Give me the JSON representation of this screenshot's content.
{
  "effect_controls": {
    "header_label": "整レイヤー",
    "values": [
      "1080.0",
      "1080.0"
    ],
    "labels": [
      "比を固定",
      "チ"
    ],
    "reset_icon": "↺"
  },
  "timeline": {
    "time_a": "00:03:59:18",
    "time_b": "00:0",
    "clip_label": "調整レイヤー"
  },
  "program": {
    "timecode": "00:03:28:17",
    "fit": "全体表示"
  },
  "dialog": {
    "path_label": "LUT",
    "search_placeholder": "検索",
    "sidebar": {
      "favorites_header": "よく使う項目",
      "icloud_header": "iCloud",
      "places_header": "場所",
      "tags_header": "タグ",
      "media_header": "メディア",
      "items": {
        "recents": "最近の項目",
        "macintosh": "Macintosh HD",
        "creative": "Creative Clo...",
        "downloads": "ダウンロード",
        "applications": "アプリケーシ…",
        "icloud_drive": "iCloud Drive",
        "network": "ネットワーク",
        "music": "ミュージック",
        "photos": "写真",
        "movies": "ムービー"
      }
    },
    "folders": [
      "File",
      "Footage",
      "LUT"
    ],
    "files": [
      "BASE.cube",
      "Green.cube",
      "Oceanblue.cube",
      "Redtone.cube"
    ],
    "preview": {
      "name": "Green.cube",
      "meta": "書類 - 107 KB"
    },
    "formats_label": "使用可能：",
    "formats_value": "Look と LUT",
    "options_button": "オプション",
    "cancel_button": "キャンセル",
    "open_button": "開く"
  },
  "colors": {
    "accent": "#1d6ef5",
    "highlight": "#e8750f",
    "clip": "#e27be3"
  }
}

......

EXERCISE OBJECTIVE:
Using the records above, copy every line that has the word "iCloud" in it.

RESULT OF THE EXERCISE:
      "icloud_header": "iCloud",
        "icloud_drive": "iCloud Drive",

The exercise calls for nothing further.